▸ **Task to complete**
Repeat the material exactly, every line of it.

╭─ Data shown

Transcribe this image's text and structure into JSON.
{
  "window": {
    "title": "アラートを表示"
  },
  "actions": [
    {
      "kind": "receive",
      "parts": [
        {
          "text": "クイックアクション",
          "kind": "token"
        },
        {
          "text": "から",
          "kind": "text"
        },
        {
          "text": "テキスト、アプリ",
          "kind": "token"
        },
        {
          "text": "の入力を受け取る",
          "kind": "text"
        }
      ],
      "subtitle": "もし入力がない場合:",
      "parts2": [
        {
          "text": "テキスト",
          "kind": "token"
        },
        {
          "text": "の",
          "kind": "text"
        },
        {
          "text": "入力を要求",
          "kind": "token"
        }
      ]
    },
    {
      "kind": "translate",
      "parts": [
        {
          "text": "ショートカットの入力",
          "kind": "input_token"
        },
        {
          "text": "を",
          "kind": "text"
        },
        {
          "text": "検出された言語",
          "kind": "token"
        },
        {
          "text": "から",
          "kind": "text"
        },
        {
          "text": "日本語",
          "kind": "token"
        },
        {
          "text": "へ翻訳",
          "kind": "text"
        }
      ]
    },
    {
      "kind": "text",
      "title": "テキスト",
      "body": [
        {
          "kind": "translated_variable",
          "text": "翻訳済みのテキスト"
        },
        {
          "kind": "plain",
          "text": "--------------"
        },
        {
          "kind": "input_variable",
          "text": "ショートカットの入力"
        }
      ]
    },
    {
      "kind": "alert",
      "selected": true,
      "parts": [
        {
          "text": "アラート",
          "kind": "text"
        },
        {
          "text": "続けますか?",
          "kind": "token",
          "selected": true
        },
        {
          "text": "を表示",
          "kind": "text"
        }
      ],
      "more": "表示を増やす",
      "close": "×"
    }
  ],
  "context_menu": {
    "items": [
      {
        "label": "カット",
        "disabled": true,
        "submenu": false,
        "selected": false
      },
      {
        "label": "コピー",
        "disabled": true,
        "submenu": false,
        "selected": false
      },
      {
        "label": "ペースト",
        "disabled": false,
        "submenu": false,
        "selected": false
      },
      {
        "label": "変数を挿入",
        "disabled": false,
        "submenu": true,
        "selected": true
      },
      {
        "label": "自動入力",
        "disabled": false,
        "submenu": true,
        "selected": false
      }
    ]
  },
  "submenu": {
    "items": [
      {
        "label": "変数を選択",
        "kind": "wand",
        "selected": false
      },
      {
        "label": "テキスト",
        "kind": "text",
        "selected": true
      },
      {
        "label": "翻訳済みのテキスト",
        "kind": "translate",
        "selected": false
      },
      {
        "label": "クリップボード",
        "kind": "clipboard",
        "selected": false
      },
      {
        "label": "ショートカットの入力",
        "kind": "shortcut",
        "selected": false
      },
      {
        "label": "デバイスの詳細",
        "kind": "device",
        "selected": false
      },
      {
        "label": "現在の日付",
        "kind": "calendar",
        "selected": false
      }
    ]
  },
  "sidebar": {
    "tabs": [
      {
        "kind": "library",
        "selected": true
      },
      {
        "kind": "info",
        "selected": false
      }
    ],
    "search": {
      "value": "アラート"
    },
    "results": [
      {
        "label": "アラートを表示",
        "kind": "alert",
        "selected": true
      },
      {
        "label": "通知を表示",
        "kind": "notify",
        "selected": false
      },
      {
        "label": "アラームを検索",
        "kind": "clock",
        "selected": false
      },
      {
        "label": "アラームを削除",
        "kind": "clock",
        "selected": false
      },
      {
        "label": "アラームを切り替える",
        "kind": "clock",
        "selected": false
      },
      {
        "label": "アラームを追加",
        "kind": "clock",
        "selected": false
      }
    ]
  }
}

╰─

▸ **Response to this exercise**
Transcribe this image's text and structure into JSON.
{
  "window": {
    "title": "アラートを表示"
  },
  "actions": [
    {
      "kind": "receive",
      "parts": [
        {
          "text": "クイックアクション",
          "kind": "token"
        },
        {
          "text": "から",
          "kind": "text"
        },
        {
          "text": "テキスト、アプリ",
          "kind": "token"
        },
        {
          "text": "の入力を受け取る",
          "kind": "text"
        }
      ],
      "subtitle": "もし入力がない場合:",
      "parts2": [
        {
          "text": "テキスト",
          "kind": "token"
        },
        {
          "text": "の",
          "kind": "text"
        },
        {
          "text": "入力を要求",
          "kind": "token"
        }
      ]
    },
    {
      "kind": "translate",
      "parts": [
        {
          "text": "ショートカットの入力",
          "kind": "input_token"
        },
        {
          "text": "を",
          "kind": "text"
        },
        {
          "text": "検出された言語",
          "kind": "token"
        },
        {
          "text": "から",
          "kind": "text"
        },
        {
          "text": "日本語",
          "kind": "token"
        },
        {
          "text": "へ翻訳",
          "kind": "text"
        }
      ]
    },
    {
      "kind": "text",
      "title": "テキスト",
      "body": [
        {
          "kind": "translated_variable",
          "text": "翻訳済みのテキスト"
        },
        {
          "kind": "plain",
          "text": "--------------"
        },
        {
          "kind": "input_variable",
          "text": "ショートカットの入力"
        }
      ]
    },
    {
      "kind": "alert",
      "selected": true,
      "parts": [
        {
          "text": "アラート",
          "kind": "text"
        },
        {
          "text": "続けますか?",
          "kind": "token",
          "selected": true
        },
        {
          "text": "を表示",
          "kind": "text"
        }
      ],
      "more": "表示を増やす",
      "close": "×"
    }
  ],
  "context_menu": {
    "items": [
      {
        "label": "カット",
        "disabled": true,
        "submenu": false,
        "selected": false
      },
      {
        "label": "コピー",
        "disabled": true,
        "submenu": false,
        "selected": false
      },
      {
        "label": "ペースト",
        "disabled": false,
        "submenu": false,
        "selected": false
      },
      {
        "label": "変数を挿入",
        "disabled": false,
        "submenu": true,
        "selected": true
      },
      {
        "label": "自動入力",
        "disabled": false,
        "submenu": true,
        "selected": false
      }
    ]
  },
  "submenu": {
    "items": [
      {
        "label": "変数を選択",
        "kind": "wand",
        "selected": false
      },
      {
        "label": "テキスト",
        "kind": "text",
        "selected": true
      },
      {
        "label": "翻訳済みのテキスト",
        "kind": "translate",
        "selected": false
      },
      {
        "label": "クリップボード",
        "kind": "clipboard",
        "selected": false
      },
      {
        "label": "ショートカットの入力",
        "kind": "shortcut",
        "selected": false
      },
      {
        "label": "デバイスの詳細",
        "kind": "device",
        "selected": false
      },
      {
        "label": "現在の日付",
        "kind": "calendar",
        "selected": false
      }
    ]
  },
  "sidebar": {
    "tabs": [
      {
        "kind": "library",
        "selected": true
      },
      {
        "kind": "info",
        "selected": false
      }
    ],
    "search": {
      "value": "アラート"
    },
    "results": [
      {
        "label": "アラートを表示",
        "kind": "alert",
        "selected": true
      },
      {
        "label": "通知を表示",
        "kind": "notify",
        "selected": false
      },
      {
        "label": "アラームを検索",
        "kind": "clock",
        "selected": false
      },
      {
        "label": "アラームを削除",
        "kind": "clock",
        "selected": false
      },
      {
        "label": "アラームを切り替える",
        "kind": "clock",
        "selected": false
      },
      {
        "label": "アラームを追加",
        "kind": "clock",
        "selected": false
      }
    ]
  }
}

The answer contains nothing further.